“I am just being me and that’s the bottom line. Cole Porter, Sammy Cahn and some of the great songwriters in the world, I wouldn’t dare take away what they have done, but those were their experiences in their lives and they wrote what they were feeling at the time and this is my experience in my life and I am writing what I am feeling,” she says.

Did Brigitte Zarie deliberately fashion her songs after the standards and swing tunes of yesteryear? “No I didn’t. I have had a lifetime of listening to Frank Sinatra and Ella Fitzgerald, but the weird thing as a singer is that I really flock towards horn players; Charlie Parker, John Coltrane, Miles Davis and Stan Getz, so my singing, everybody says, almost sounds like a horn player. I have always been singing standards in my head that I would make up. (she laughs and says) I sound like a really normal person don’t I? I sound like a crazy person. Because of all of the listening, it just came out. It is just the natural flow and it wasn’t a conscious decision to do any of these (as standards or swing tunes),” she says.  

Even producer Neil Jason draws comparisons between Ms. Zarie’s vocals and horns. She says that he once told her, ‘‘You have more air than any singer that I have ever worked with in my life. You are singing like a horn player and you sing the whole take. You hold the line then you take just a little breath and you will keep going. My father was also a jazz musician and he was a horn player. I guess I just mimic horn players when they hold notes for a long time.”

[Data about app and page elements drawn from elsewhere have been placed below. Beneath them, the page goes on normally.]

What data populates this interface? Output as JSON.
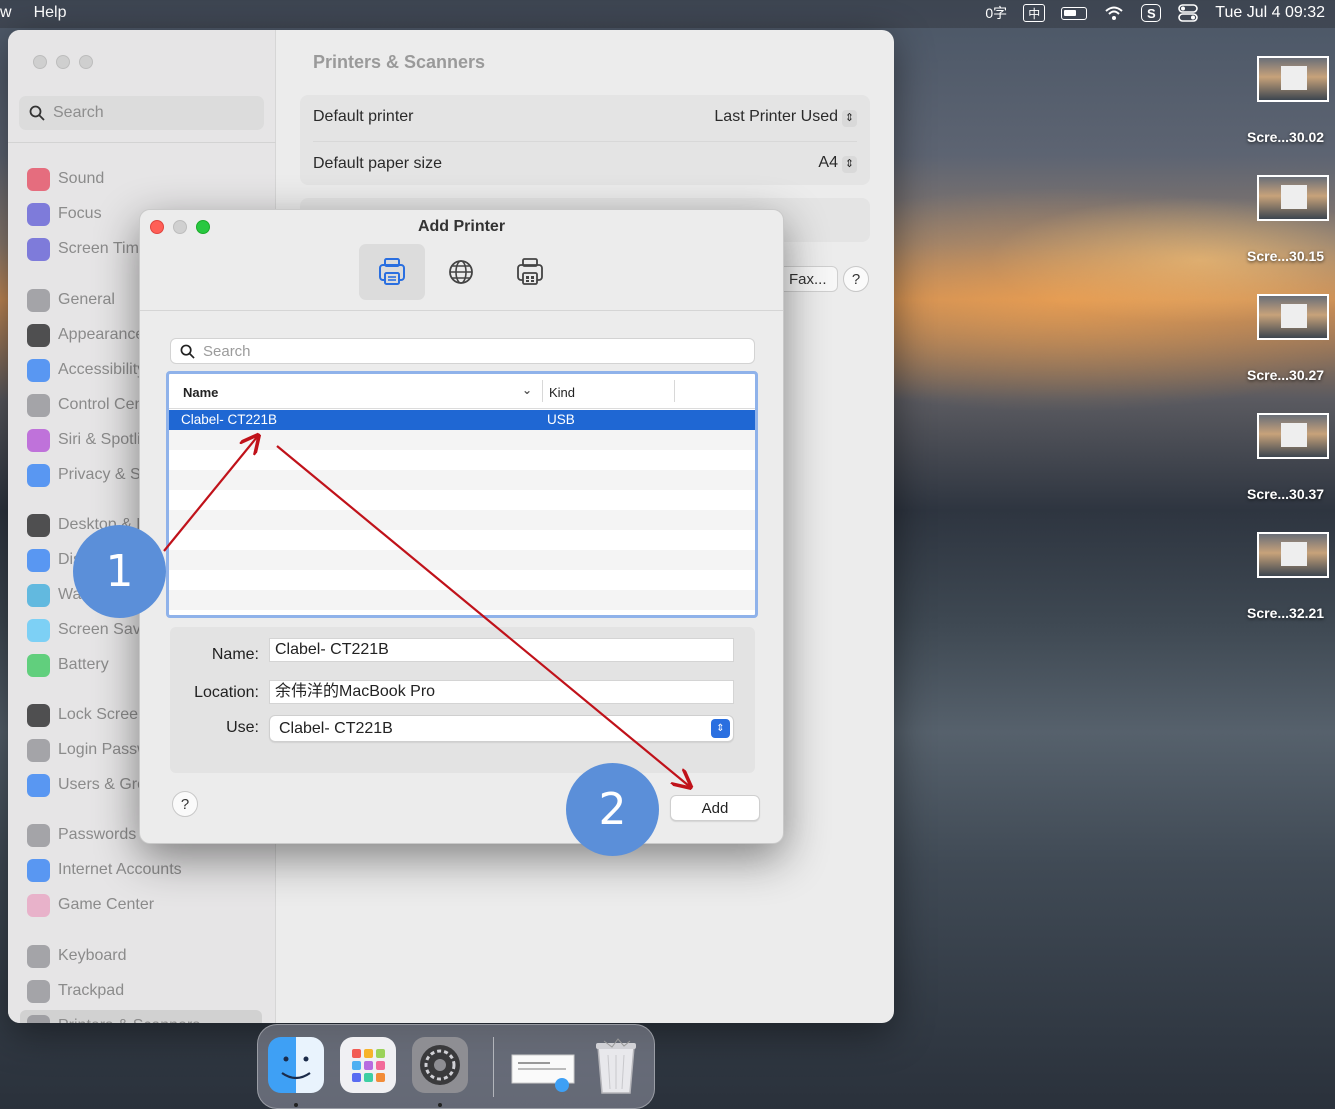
{
  "menubar": {
    "left": [
      "w",
      "Help"
    ],
    "ime_text": "0字",
    "ime_box": "中",
    "sogou": "S",
    "clock": "Tue Jul 4  09:32"
  },
  "settings": {
    "search_placeholder": "Search",
    "sidebar_items": [
      {
        "label": "Sound",
        "color": "#e4445b"
      },
      {
        "label": "Focus",
        "color": "#5b57d6"
      },
      {
        "label": "Screen Time",
        "color": "#5b57d6"
      },
      {
        "label": "General",
        "color": "#8e8e93"
      },
      {
        "label": "Appearance",
        "color": "#1c1c1e"
      },
      {
        "label": "Accessibility",
        "color": "#2a7cf6"
      },
      {
        "label": "Control Centre",
        "color": "#8e8e93"
      },
      {
        "label": "Siri & Spotlight",
        "color": "#b14bd6"
      },
      {
        "label": "Privacy & Security",
        "color": "#2a7cf6"
      },
      {
        "label": "Desktop & Dock",
        "color": "#1c1c1e"
      },
      {
        "label": "Displays",
        "color": "#2a7cf6"
      },
      {
        "label": "Wallpaper",
        "color": "#35aadc"
      },
      {
        "label": "Screen Saver",
        "color": "#5ac8fa"
      },
      {
        "label": "Battery",
        "color": "#34c759"
      },
      {
        "label": "Lock Screen",
        "color": "#1c1c1e"
      },
      {
        "label": "Login Password",
        "color": "#8e8e93"
      },
      {
        "label": "Users & Groups",
        "color": "#2a7cf6"
      },
      {
        "label": "Passwords",
        "color": "#8e8e93"
      },
      {
        "label": "Internet Accounts",
        "color": "#2a7cf6"
      },
      {
        "label": "Game Center",
        "color": "#e8a0c0"
      },
      {
        "label": "Keyboard",
        "color": "#8e8e93"
      },
      {
        "label": "Trackpad",
        "color": "#8e8e93"
      },
      {
        "label": "Printers & Scanners",
        "color": "#8e8e93"
      }
    ],
    "title": "Printers & Scanners",
    "default_printer_label": "Default printer",
    "default_printer_value": "Last Printer Used",
    "default_paper_label": "Default paper size",
    "default_paper_value": "A4",
    "fax_button": "Fax...",
    "help": "?"
  },
  "dialog": {
    "title": "Add Printer",
    "search_placeholder": "Search",
    "col_name": "Name",
    "col_kind": "Kind",
    "printer_name": "Clabel- CT221B",
    "printer_kind": "USB",
    "name_label": "Name:",
    "name_value": "Clabel- CT221B",
    "location_label": "Location:",
    "location_value": "余伟洋的MacBook Pro",
    "use_label": "Use:",
    "use_value": "Clabel- CT221B",
    "help": "?",
    "add_button": "Add"
  },
  "desktop_files": [
    "Scre...30.02",
    "Scre...30.15",
    "Scre...30.27",
    "Scre...30.37",
    "Scre...32.21"
  ],
  "annotations": {
    "step1": "1",
    "step2": "2",
    "arrow_color": "#c0121a",
    "badge_color": "#5b8fd9"
  },
  "colors": {
    "selection": "#1f67d3",
    "accent": "#2a6fe0"
  }
}
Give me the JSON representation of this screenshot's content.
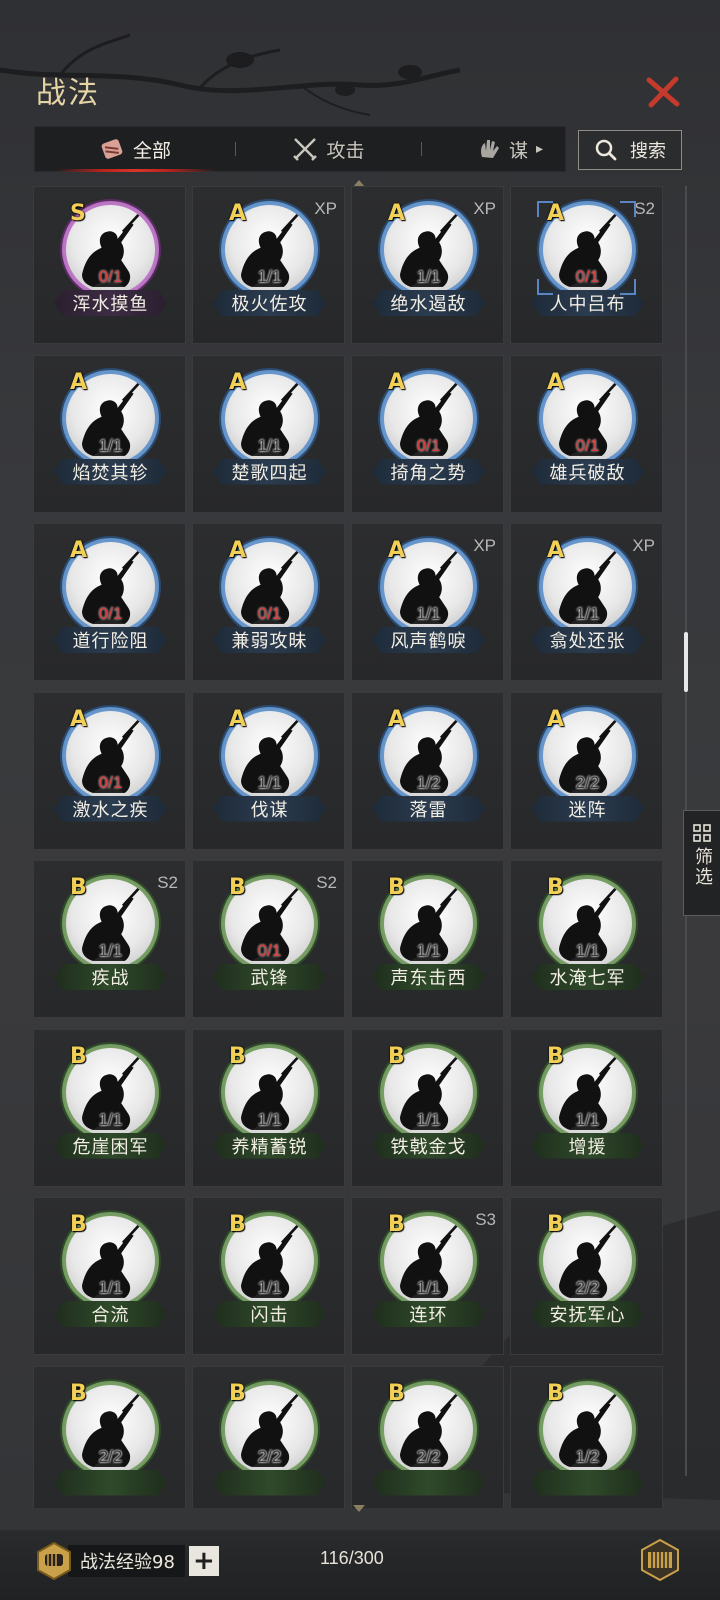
{
  "header": {
    "title": "战法"
  },
  "tabs": [
    {
      "label": "全部",
      "icon": "scroll-icon",
      "active": true
    },
    {
      "label": "攻击",
      "icon": "crossed-swords-icon",
      "active": false
    },
    {
      "label": "谋",
      "icon": "hand-icon",
      "active": false
    }
  ],
  "search": {
    "label": "搜索"
  },
  "filter": {
    "label": "筛选"
  },
  "grade_colors": {
    "S": "#c680cf",
    "A": "#6e9ed3",
    "B": "#7fa56c"
  },
  "cards": [
    {
      "grade": "S",
      "tag": "",
      "count": "0/1",
      "zero": true,
      "name": "浑水摸鱼"
    },
    {
      "grade": "A",
      "tag": "XP",
      "count": "1/1",
      "zero": false,
      "name": "极火佐攻"
    },
    {
      "grade": "A",
      "tag": "XP",
      "count": "1/1",
      "zero": false,
      "name": "绝水遏敌"
    },
    {
      "grade": "A",
      "tag": "S2",
      "count": "0/1",
      "zero": true,
      "name": "人中吕布",
      "selected": true
    },
    {
      "grade": "A",
      "tag": "",
      "count": "1/1",
      "zero": false,
      "name": "焰焚其轸"
    },
    {
      "grade": "A",
      "tag": "",
      "count": "1/1",
      "zero": false,
      "name": "楚歌四起"
    },
    {
      "grade": "A",
      "tag": "",
      "count": "0/1",
      "zero": true,
      "name": "掎角之势"
    },
    {
      "grade": "A",
      "tag": "",
      "count": "0/1",
      "zero": true,
      "name": "雄兵破敌"
    },
    {
      "grade": "A",
      "tag": "",
      "count": "0/1",
      "zero": true,
      "name": "道行险阻"
    },
    {
      "grade": "A",
      "tag": "",
      "count": "0/1",
      "zero": true,
      "name": "兼弱攻昧"
    },
    {
      "grade": "A",
      "tag": "XP",
      "count": "1/1",
      "zero": false,
      "name": "风声鹤唳"
    },
    {
      "grade": "A",
      "tag": "XP",
      "count": "1/1",
      "zero": false,
      "name": "翕处还张"
    },
    {
      "grade": "A",
      "tag": "",
      "count": "0/1",
      "zero": true,
      "name": "激水之疾"
    },
    {
      "grade": "A",
      "tag": "",
      "count": "1/1",
      "zero": false,
      "name": "伐谋"
    },
    {
      "grade": "A",
      "tag": "",
      "count": "1/2",
      "zero": false,
      "name": "落雷"
    },
    {
      "grade": "A",
      "tag": "",
      "count": "2/2",
      "zero": false,
      "name": "迷阵"
    },
    {
      "grade": "B",
      "tag": "S2",
      "count": "1/1",
      "zero": false,
      "name": "疾战"
    },
    {
      "grade": "B",
      "tag": "S2",
      "count": "0/1",
      "zero": true,
      "name": "武锋"
    },
    {
      "grade": "B",
      "tag": "",
      "count": "1/1",
      "zero": false,
      "name": "声东击西"
    },
    {
      "grade": "B",
      "tag": "",
      "count": "1/1",
      "zero": false,
      "name": "水淹七军"
    },
    {
      "grade": "B",
      "tag": "",
      "count": "1/1",
      "zero": false,
      "name": "危崖困军"
    },
    {
      "grade": "B",
      "tag": "",
      "count": "1/1",
      "zero": false,
      "name": "养精蓄锐"
    },
    {
      "grade": "B",
      "tag": "",
      "count": "1/1",
      "zero": false,
      "name": "铁戟金戈"
    },
    {
      "grade": "B",
      "tag": "",
      "count": "1/1",
      "zero": false,
      "name": "增援"
    },
    {
      "grade": "B",
      "tag": "",
      "count": "1/1",
      "zero": false,
      "name": "合流"
    },
    {
      "grade": "B",
      "tag": "",
      "count": "1/1",
      "zero": false,
      "name": "闪击"
    },
    {
      "grade": "B",
      "tag": "S3",
      "count": "1/1",
      "zero": false,
      "name": "连环"
    },
    {
      "grade": "B",
      "tag": "",
      "count": "2/2",
      "zero": false,
      "name": "安抚军心"
    },
    {
      "grade": "B",
      "tag": "",
      "count": "2/2",
      "zero": false,
      "name": ""
    },
    {
      "grade": "B",
      "tag": "",
      "count": "2/2",
      "zero": false,
      "name": ""
    },
    {
      "grade": "B",
      "tag": "",
      "count": "2/2",
      "zero": false,
      "name": ""
    },
    {
      "grade": "B",
      "tag": "",
      "count": "1/2",
      "zero": false,
      "name": ""
    }
  ],
  "footer": {
    "exp_label": "战法经验98",
    "plus_label": "+",
    "capacity": "116/300"
  }
}
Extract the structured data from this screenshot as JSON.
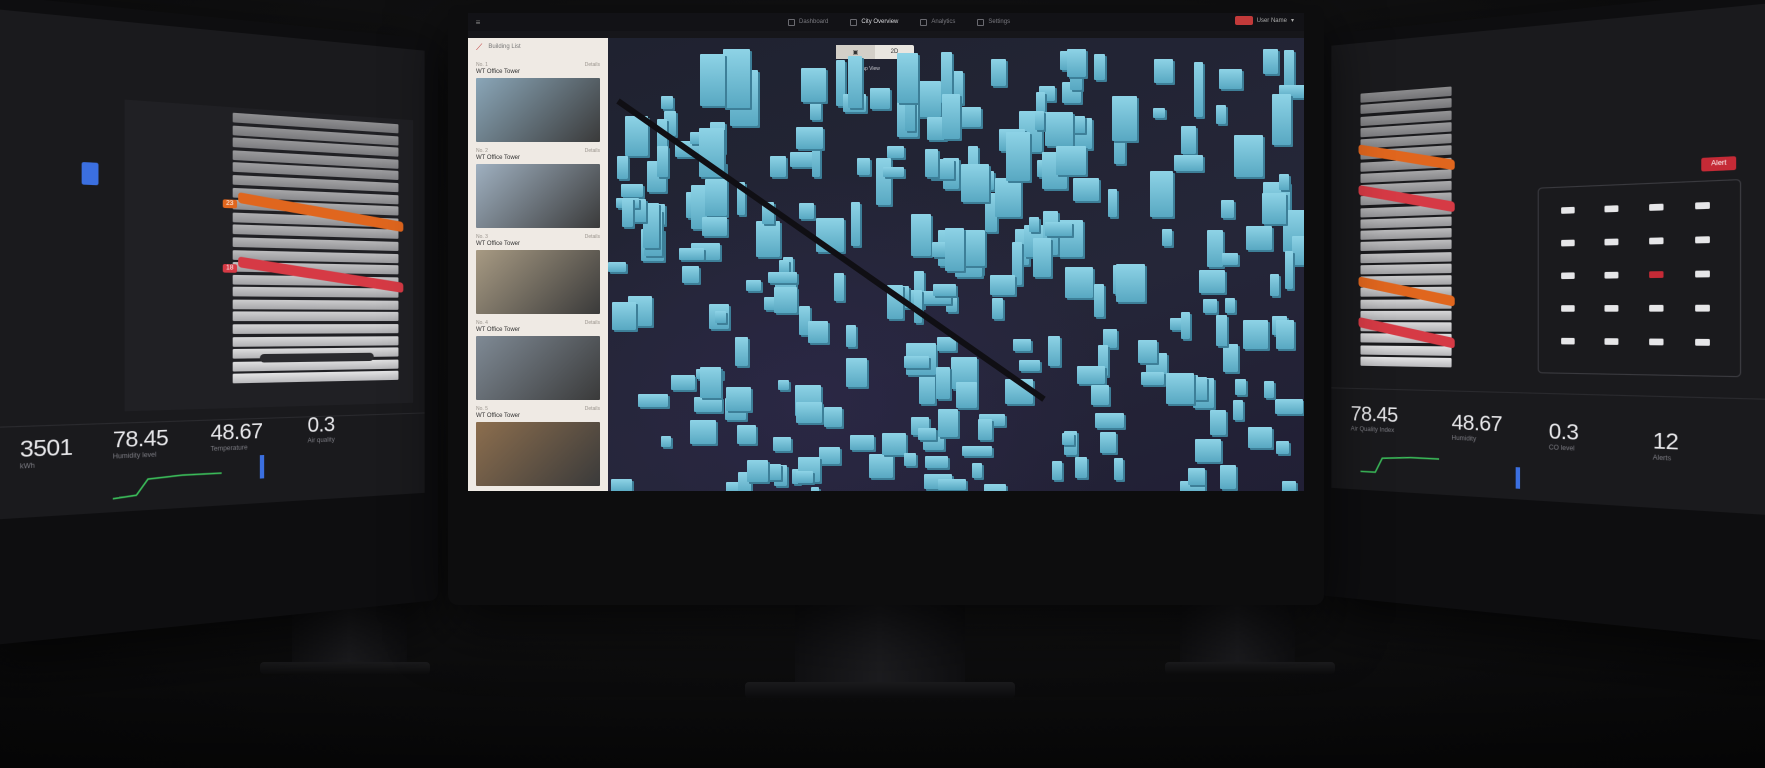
{
  "center": {
    "topbar": {
      "brand": "≡",
      "tabs": [
        {
          "label": "Dashboard",
          "active": false
        },
        {
          "label": "City Overview",
          "active": true
        },
        {
          "label": "Analytics",
          "active": false
        },
        {
          "label": "Settings",
          "active": false
        }
      ],
      "user": "User Name"
    },
    "sidebar": {
      "header": "Building List",
      "cards": [
        {
          "id": "No. 1",
          "title": "WT Office Tower",
          "tag": "Details",
          "thumb_color": "#8aa6b8"
        },
        {
          "id": "No. 2",
          "title": "WT Office Tower",
          "tag": "Details",
          "thumb_color": "#9fb0c0"
        },
        {
          "id": "No. 3",
          "title": "WT Office Tower",
          "tag": "Details",
          "thumb_color": "#a79a83"
        },
        {
          "id": "No. 4",
          "title": "WT Office Tower",
          "tag": "Details",
          "thumb_color": "#7f8a95"
        },
        {
          "id": "No. 5",
          "title": "WT Office Tower",
          "tag": "Details",
          "thumb_color": "#8c6e4e"
        }
      ]
    },
    "map": {
      "toggle": [
        "▣",
        "2D"
      ],
      "label": "Map View"
    }
  },
  "left": {
    "tags": [
      "23",
      "18"
    ],
    "stats": [
      {
        "value": "3501",
        "label": "kWh"
      },
      {
        "value": "78.45",
        "label": "Humidity level"
      },
      {
        "value": "48.67",
        "label": "Temperature"
      },
      {
        "value": "0.3",
        "label": "Air quality"
      }
    ],
    "band_colors": [
      "#e0661e",
      "#d63a45"
    ],
    "accent": "#3b6fe0"
  },
  "right": {
    "tag": "Alert",
    "stats": [
      {
        "value": "78.45",
        "label": "Air Quality Index"
      },
      {
        "value": "48.67",
        "label": "Humidity"
      },
      {
        "value": "0.3",
        "label": "CO level"
      },
      {
        "value": "12",
        "label": "Alerts"
      }
    ],
    "band_colors": [
      "#e0661e",
      "#d63a45"
    ],
    "accent": "#c52a36"
  }
}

Music fans will find both English and French versions of the title track “Make Room For Me,” on the album, a move that pays tribute to Brigitte Zarie’s French heritage. She says, “I am getting a lot of response from Parisians for the French version and they are really digging it. I am finding across the board that Canadians, Americans and French people (including in Quebec, Canada) consider it to be one of their favorite songs.”

With so many people beginning to sit up and take notice of Brigitte Zarie’s music, we are expecting less songs from her in the future that pose the question “What’s Wrong With Me?” and more that echo the theme “Happiest Day Of My Life.”